I just watched an hour long Discovery show about small doughnut shops around America: the so-called ‘best’. They weren’t giant corporations of course, but small shops, run by brothers, or families, or friends… handed down through generations. They loved the community around them, and the people that came in were mostly regulars – they cared for the place, were comfortable with the other people there, and some even helped out when needed. These aren’t tiny operations either. They’ve got machines in the back, working to produce dozens of types, by fairly large quanities, serving hundreds of customers a day. So let me take both giant chains, and really tiny one-man operations off the table.
Entrepreneurship in India is apparently taking off in a big way. I see the term thrown around a lot more often, and actually, I’ve seen friends who started things I think deserve applause: Alma Mater, Chumbak, Nathniel School, Hyper Monkey, Hole in The Wall come to mind–there are many, many more. And the big difference I see, is they were started by people who had an idea they cared about. Not one that would make them money. Not one that’s an ‘exciting new area’. Not one with an established market. Just one they cared enough to fight for.

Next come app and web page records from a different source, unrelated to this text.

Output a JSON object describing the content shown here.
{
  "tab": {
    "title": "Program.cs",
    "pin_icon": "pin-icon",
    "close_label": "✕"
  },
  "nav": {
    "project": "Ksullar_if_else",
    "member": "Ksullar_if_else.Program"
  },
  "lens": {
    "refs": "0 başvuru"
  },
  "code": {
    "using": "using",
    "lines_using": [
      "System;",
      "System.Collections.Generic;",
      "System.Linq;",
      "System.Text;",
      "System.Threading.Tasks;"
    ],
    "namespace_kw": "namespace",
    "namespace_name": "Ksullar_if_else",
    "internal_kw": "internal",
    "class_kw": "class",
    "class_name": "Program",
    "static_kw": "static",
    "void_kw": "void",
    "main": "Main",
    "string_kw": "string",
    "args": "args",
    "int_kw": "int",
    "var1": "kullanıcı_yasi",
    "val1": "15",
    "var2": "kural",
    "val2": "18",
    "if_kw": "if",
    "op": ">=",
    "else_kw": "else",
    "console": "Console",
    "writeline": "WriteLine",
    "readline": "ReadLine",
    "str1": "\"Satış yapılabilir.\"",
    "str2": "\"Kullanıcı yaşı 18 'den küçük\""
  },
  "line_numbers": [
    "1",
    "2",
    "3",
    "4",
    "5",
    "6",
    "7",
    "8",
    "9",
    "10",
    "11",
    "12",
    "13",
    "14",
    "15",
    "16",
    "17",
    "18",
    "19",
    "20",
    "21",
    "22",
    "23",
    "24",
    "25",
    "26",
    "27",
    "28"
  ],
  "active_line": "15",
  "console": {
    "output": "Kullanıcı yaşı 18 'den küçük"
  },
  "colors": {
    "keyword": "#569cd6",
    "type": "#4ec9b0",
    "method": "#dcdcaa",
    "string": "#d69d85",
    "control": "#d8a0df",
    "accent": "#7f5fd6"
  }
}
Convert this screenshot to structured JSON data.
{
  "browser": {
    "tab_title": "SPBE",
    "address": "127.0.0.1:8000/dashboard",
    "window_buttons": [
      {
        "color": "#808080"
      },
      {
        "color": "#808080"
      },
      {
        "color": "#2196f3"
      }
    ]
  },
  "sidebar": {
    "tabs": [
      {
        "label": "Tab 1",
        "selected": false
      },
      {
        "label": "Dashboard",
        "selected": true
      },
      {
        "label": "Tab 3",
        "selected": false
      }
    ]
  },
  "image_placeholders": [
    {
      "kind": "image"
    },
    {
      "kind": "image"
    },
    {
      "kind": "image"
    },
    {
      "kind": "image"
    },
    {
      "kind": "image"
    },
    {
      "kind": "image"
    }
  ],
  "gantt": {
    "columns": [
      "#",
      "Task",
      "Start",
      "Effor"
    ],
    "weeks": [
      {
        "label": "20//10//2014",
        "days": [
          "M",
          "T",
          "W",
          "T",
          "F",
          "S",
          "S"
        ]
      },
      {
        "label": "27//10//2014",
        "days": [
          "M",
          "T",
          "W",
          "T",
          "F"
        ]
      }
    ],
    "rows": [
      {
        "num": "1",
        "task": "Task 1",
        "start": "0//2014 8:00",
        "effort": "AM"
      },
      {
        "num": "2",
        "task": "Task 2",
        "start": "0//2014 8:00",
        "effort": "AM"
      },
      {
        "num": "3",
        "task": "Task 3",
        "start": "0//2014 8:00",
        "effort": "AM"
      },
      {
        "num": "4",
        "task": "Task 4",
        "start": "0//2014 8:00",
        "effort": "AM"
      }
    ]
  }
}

On the other side, we’re also being hit with the very American culture of chain restaurants and stores: the Taco Bells, Fitness Firsts and Spencers of the world. It’s not even only cheap consumer goods, think California Pizza Kitchen, or Habanero, malls with 20 lane bowling alleys and a dozen movie screens amidst some of the most expensive brands in the country. Personality and preference have given way to mass production and modular construction to provide the illusion of choice. TGIF won’t even ask you how you’d like your steak; and not in a good way. And like orange juice, people are increasingly thinking it completely normal for things to taste identical everywhere they go.
This unfortunately may sound old fashioned, but the epitome of perfection for me is not factory made consistency, it’s hand crafted excellence. That I will pay for. I don’t need a brand on my suit; but I want it stitched to my body so it sits perfectly. I don’t want to fly through a restaurant ordering by a number with sixteen optional sides; I want a meal that represents the person making it, that speaks of its history and tells a story. I don’t need a gym with 200 machines and operators instructing me into a preset pattern designed to target some muscle I’ve never heard of; I need a dedicated space and an expert who knows about me and understands the human body.
I haven’t even jumped into music and movies, mostly because pop-dance and light-hearted action make the world go round. But the tendency is spreading. The movies and music that we consume, even books and art, architecture and handicrafts… none of them are human expression anymore. They are targeted at a market; designed for sale. And although that is an incredibly efficient investment, it does nothing to benefit the future.
Humans need to explore and grow. It’s what has got us this far. And if everything around us is made to suit our tastes now, we will never experience the new, be inspired to adapt, evolve and create our very own stories. In an effort to produce an easily palatable present, we are forgetting our legacy will be the future.